**Task item**
Would you reproduce each line below exactly, leaving every picture out?

Source records:
________________________
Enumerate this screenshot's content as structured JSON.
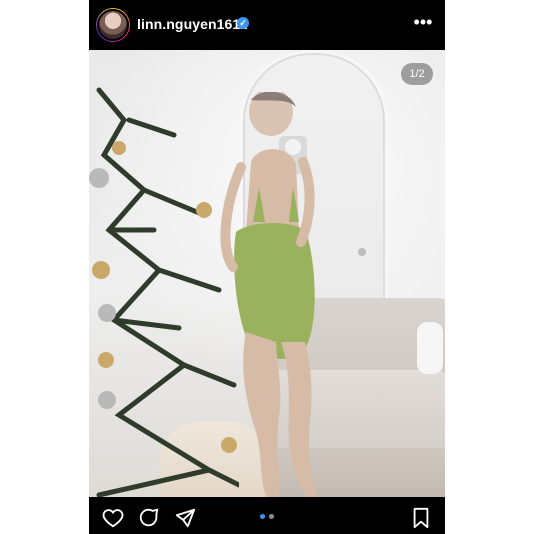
{
  "post": {
    "username": "linn.nguyen1611",
    "verified_icon": "verified-badge-icon",
    "more_icon": "more-options-icon",
    "carousel_counter": "1/2",
    "carousel_position": 1,
    "carousel_total": 2
  },
  "actions": {
    "like_icon": "heart-icon",
    "comment_icon": "comment-icon",
    "share_icon": "send-icon",
    "save_icon": "bookmark-icon"
  },
  "colors": {
    "background": "#000000",
    "text": "#ffffff",
    "verified": "#3897f0",
    "dot_active": "#3897f0",
    "dot_inactive": "#8e8e8e"
  }
}
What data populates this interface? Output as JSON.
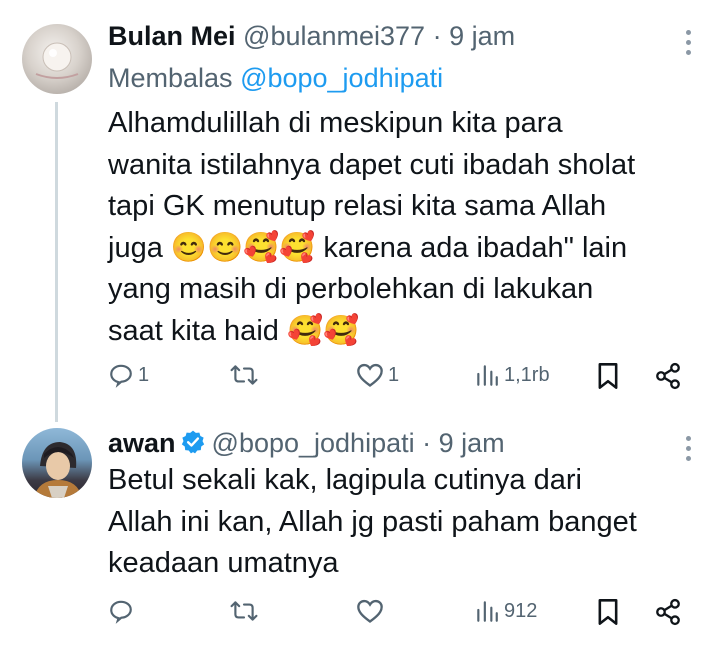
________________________
**Exercise result**
Enumerate this screenshot's content as structured JSON.
{
  "post": {
    "username": "linn.nguyen1611",
    "verified_icon": "verified-badge-icon",
    "more_icon": "more-options-icon",
    "carousel_counter": "1/2",
    "carousel_position": 1,
    "carousel_total": 2
  },
  "actions": {
    "like_icon": "heart-icon",
    "comment_icon": "comment-icon",
    "share_icon": "send-icon",
    "save_icon": "bookmark-icon"
  },
  "colors": {
    "background": "#000000",
    "text": "#ffffff",
    "verified": "#3897f0",
    "dot_active": "#3897f0",
    "dot_inactive": "#8e8e8e"
  }
}
What data populates this interface? Output as JSON.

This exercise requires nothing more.